▸ Records
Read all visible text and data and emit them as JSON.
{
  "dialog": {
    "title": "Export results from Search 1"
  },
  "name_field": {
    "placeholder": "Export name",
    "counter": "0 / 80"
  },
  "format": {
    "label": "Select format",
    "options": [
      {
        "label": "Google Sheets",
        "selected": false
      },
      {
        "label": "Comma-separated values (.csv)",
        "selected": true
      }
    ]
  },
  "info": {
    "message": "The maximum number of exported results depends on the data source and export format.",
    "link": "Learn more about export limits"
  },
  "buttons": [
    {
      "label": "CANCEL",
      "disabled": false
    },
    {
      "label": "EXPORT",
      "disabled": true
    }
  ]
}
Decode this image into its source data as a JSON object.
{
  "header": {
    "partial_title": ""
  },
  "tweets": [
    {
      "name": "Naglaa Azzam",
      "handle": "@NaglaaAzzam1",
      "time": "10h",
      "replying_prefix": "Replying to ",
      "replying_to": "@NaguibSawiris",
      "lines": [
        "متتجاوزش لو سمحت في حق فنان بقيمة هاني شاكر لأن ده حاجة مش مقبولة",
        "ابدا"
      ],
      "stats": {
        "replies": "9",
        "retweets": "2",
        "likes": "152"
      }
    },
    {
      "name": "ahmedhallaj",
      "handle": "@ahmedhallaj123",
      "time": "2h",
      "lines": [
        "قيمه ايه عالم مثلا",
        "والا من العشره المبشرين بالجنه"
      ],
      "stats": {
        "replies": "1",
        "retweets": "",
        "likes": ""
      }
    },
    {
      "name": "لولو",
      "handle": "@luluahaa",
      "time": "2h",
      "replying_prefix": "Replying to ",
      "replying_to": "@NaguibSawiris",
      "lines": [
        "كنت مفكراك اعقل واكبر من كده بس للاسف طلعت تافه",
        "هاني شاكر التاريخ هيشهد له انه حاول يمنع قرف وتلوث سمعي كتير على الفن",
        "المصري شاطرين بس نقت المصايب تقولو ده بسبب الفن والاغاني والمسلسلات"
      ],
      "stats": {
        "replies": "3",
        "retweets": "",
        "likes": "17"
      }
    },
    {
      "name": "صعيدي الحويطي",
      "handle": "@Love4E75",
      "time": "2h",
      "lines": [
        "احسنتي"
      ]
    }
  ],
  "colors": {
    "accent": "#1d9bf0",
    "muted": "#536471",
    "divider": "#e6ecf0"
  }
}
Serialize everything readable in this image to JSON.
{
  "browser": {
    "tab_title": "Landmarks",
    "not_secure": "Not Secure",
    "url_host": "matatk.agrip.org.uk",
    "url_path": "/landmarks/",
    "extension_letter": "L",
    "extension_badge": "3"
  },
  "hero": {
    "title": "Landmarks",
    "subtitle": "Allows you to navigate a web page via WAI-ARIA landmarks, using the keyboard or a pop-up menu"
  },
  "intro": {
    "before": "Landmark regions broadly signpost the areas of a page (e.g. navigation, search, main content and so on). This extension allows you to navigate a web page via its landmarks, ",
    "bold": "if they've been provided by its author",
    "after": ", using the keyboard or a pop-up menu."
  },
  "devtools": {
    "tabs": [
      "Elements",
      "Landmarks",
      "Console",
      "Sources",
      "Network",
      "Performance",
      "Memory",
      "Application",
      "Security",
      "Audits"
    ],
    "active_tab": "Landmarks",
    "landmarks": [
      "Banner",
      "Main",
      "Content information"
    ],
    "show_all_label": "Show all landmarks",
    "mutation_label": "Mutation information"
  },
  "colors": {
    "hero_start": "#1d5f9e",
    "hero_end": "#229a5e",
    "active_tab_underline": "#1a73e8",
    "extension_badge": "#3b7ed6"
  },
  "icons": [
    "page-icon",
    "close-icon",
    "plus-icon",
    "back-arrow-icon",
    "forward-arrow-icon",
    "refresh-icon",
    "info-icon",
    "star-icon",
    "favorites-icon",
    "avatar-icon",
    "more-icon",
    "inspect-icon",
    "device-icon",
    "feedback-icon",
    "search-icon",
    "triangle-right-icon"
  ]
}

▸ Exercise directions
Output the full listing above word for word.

▸ Response area
Read all visible text and data and emit them as JSON.
{
  "dialog": {
    "title": "Export results from Search 1"
  },
  "name_field": {
    "placeholder": "Export name",
    "counter": "0 / 80"
  },
  "format": {
    "label": "Select format",
    "options": [
      {
        "label": "Google Sheets",
        "selected": false
      },
      {
        "label": "Comma-separated values (.csv)",
        "selected": true
      }
    ]
  },
  "info": {
    "message": "The maximum number of exported results depends on the data source and export format.",
    "link": "Learn more about export limits"
  },
  "buttons": [
    {
      "label": "CANCEL",
      "disabled": false
    },
    {
      "label": "EXPORT",
      "disabled": true
    }
  ]
}
Decode this image into its source data as a JSON object.
{
  "header": {
    "partial_title": ""
  },
  "tweets": [
    {
      "name": "Naglaa Azzam",
      "handle": "@NaglaaAzzam1",
      "time": "10h",
      "replying_prefix": "Replying to ",
      "replying_to": "@NaguibSawiris",
      "lines": [
        "متتجاوزش لو سمحت في حق فنان بقيمة هاني شاكر لأن ده حاجة مش مقبولة",
        "ابدا"
      ],
      "stats": {
        "replies": "9",
        "retweets": "2",
        "likes": "152"
      }
    },
    {
      "name": "ahmedhallaj",
      "handle": "@ahmedhallaj123",
      "time": "2h",
      "lines": [
        "قيمه ايه عالم مثلا",
        "والا من العشره المبشرين بالجنه"
      ],
      "stats": {
        "replies": "1",
        "retweets": "",
        "likes": ""
      }
    },
    {
      "name": "لولو",
      "handle": "@luluahaa",
      "time": "2h",
      "replying_prefix": "Replying to ",
      "replying_to": "@NaguibSawiris",
      "lines": [
        "كنت مفكراك اعقل واكبر من كده بس للاسف طلعت تافه",
        "هاني شاكر التاريخ هيشهد له انه حاول يمنع قرف وتلوث سمعي كتير على الفن",
        "المصري شاطرين بس نقت المصايب تقولو ده بسبب الفن والاغاني والمسلسلات"
      ],
      "stats": {
        "replies": "3",
        "retweets": "",
        "likes": "17"
      }
    },
    {
      "name": "صعيدي الحويطي",
      "handle": "@Love4E75",
      "time": "2h",
      "lines": [
        "احسنتي"
      ]
    }
  ],
  "colors": {
    "accent": "#1d9bf0",
    "muted": "#536471",
    "divider": "#e6ecf0"
  }
}
Serialize everything readable in this image to JSON.
{
  "browser": {
    "tab_title": "Landmarks",
    "not_secure": "Not Secure",
    "url_host": "matatk.agrip.org.uk",
    "url_path": "/landmarks/",
    "extension_letter": "L",
    "extension_badge": "3"
  },
  "hero": {
    "title": "Landmarks",
    "subtitle": "Allows you to navigate a web page via WAI-ARIA landmarks, using the keyboard or a pop-up menu"
  },
  "intro": {
    "before": "Landmark regions broadly signpost the areas of a page (e.g. navigation, search, main content and so on). This extension allows you to navigate a web page via its landmarks, ",
    "bold": "if they've been provided by its author",
    "after": ", using the keyboard or a pop-up menu."
  },
  "devtools": {
    "tabs": [
      "Elements",
      "Landmarks",
      "Console",
      "Sources",
      "Network",
      "Performance",
      "Memory",
      "Application",
      "Security",
      "Audits"
    ],
    "active_tab": "Landmarks",
    "landmarks": [
      "Banner",
      "Main",
      "Content information"
    ],
    "show_all_label": "Show all landmarks",
    "mutation_label": "Mutation information"
  },
  "colors": {
    "hero_start": "#1d5f9e",
    "hero_end": "#229a5e",
    "active_tab_underline": "#1a73e8",
    "extension_badge": "#3b7ed6"
  },
  "icons": [
    "page-icon",
    "close-icon",
    "plus-icon",
    "back-arrow-icon",
    "forward-arrow-icon",
    "refresh-icon",
    "info-icon",
    "star-icon",
    "favorites-icon",
    "avatar-icon",
    "more-icon",
    "inspect-icon",
    "device-icon",
    "feedback-icon",
    "search-icon",
    "triangle-right-icon"
  ]
}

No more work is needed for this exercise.